WORK ITEM
Could you output each line below exactly as it appears, excluding any pictures?
(Beginning of RECORDS PROVIDED)
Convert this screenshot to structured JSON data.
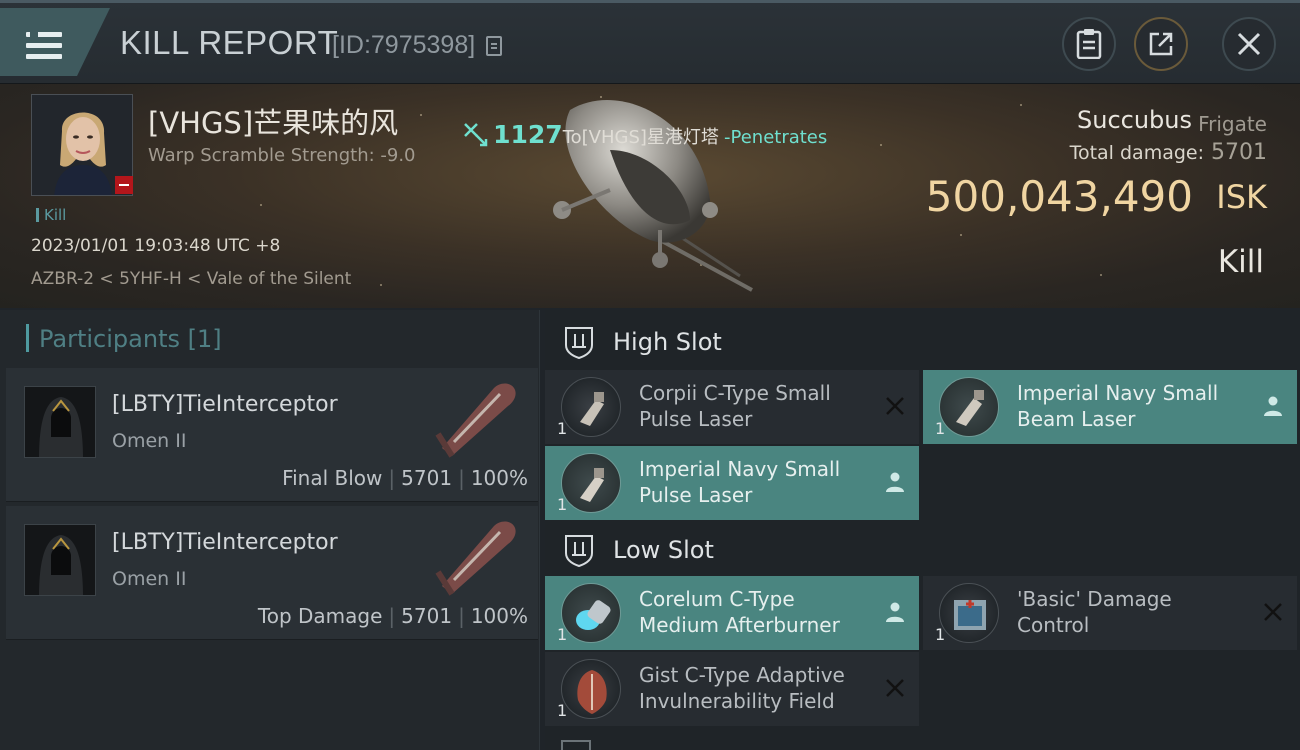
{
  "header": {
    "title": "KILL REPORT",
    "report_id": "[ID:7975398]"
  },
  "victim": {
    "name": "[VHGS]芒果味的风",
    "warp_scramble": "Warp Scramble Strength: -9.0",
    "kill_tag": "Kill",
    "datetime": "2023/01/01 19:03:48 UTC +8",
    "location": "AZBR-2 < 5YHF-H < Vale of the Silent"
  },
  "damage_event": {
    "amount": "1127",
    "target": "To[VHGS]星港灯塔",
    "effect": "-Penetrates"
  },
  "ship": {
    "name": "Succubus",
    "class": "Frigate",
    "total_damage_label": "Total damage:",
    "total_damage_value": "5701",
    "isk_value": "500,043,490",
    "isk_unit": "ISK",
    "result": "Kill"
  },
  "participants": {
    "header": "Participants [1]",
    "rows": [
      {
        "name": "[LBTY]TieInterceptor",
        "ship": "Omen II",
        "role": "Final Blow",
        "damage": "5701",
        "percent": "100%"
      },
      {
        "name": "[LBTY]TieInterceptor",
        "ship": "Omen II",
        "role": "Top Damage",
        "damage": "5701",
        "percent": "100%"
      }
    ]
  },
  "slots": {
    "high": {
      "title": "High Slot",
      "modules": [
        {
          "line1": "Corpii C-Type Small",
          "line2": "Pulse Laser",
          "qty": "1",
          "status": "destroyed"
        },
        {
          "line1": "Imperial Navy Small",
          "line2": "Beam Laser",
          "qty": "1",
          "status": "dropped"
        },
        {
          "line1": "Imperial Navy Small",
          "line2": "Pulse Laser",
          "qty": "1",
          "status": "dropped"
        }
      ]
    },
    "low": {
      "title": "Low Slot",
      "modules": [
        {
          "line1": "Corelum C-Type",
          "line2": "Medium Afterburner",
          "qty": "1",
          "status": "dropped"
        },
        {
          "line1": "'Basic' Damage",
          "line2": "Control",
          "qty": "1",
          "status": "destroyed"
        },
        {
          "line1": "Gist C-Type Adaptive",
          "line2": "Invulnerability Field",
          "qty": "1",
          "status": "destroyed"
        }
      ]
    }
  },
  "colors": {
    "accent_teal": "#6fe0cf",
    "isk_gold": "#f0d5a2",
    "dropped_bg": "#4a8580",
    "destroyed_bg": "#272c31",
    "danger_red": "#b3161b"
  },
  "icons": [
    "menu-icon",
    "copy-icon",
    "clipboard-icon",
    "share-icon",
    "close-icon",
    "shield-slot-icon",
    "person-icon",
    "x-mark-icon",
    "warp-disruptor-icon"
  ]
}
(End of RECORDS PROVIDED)
THE ANSWER
Convert this screenshot to structured JSON data.
{
  "header": {
    "title": "KILL REPORT",
    "report_id": "[ID:7975398]"
  },
  "victim": {
    "name": "[VHGS]芒果味的风",
    "warp_scramble": "Warp Scramble Strength: -9.0",
    "kill_tag": "Kill",
    "datetime": "2023/01/01 19:03:48 UTC +8",
    "location": "AZBR-2 < 5YHF-H < Vale of the Silent"
  },
  "damage_event": {
    "amount": "1127",
    "target": "To[VHGS]星港灯塔",
    "effect": "-Penetrates"
  },
  "ship": {
    "name": "Succubus",
    "class": "Frigate",
    "total_damage_label": "Total damage:",
    "total_damage_value": "5701",
    "isk_value": "500,043,490",
    "isk_unit": "ISK",
    "result": "Kill"
  },
  "participants": {
    "header": "Participants [1]",
    "rows": [
      {
        "name": "[LBTY]TieInterceptor",
        "ship": "Omen II",
        "role": "Final Blow",
        "damage": "5701",
        "percent": "100%"
      },
      {
        "name": "[LBTY]TieInterceptor",
        "ship": "Omen II",
        "role": "Top Damage",
        "damage": "5701",
        "percent": "100%"
      }
    ]
  },
  "slots": {
    "high": {
      "title": "High Slot",
      "modules": [
        {
          "line1": "Corpii C-Type Small",
          "line2": "Pulse Laser",
          "qty": "1",
          "status": "destroyed"
        },
        {
          "line1": "Imperial Navy Small",
          "line2": "Beam Laser",
          "qty": "1",
          "status": "dropped"
        },
        {
          "line1": "Imperial Navy Small",
          "line2": "Pulse Laser",
          "qty": "1",
          "status": "dropped"
        }
      ]
    },
    "low": {
      "title": "Low Slot",
      "modules": [
        {
          "line1": "Corelum C-Type",
          "line2": "Medium Afterburner",
          "qty": "1",
          "status": "dropped"
        },
        {
          "line1": "'Basic' Damage",
          "line2": "Control",
          "qty": "1",
          "status": "destroyed"
        },
        {
          "line1": "Gist C-Type Adaptive",
          "line2": "Invulnerability Field",
          "qty": "1",
          "status": "destroyed"
        }
      ]
    }
  },
  "colors": {
    "accent_teal": "#6fe0cf",
    "isk_gold": "#f0d5a2",
    "dropped_bg": "#4a8580",
    "destroyed_bg": "#272c31",
    "danger_red": "#b3161b"
  },
  "icons": [
    "menu-icon",
    "copy-icon",
    "clipboard-icon",
    "share-icon",
    "close-icon",
    "shield-slot-icon",
    "person-icon",
    "x-mark-icon",
    "warp-disruptor-icon"
  ]
}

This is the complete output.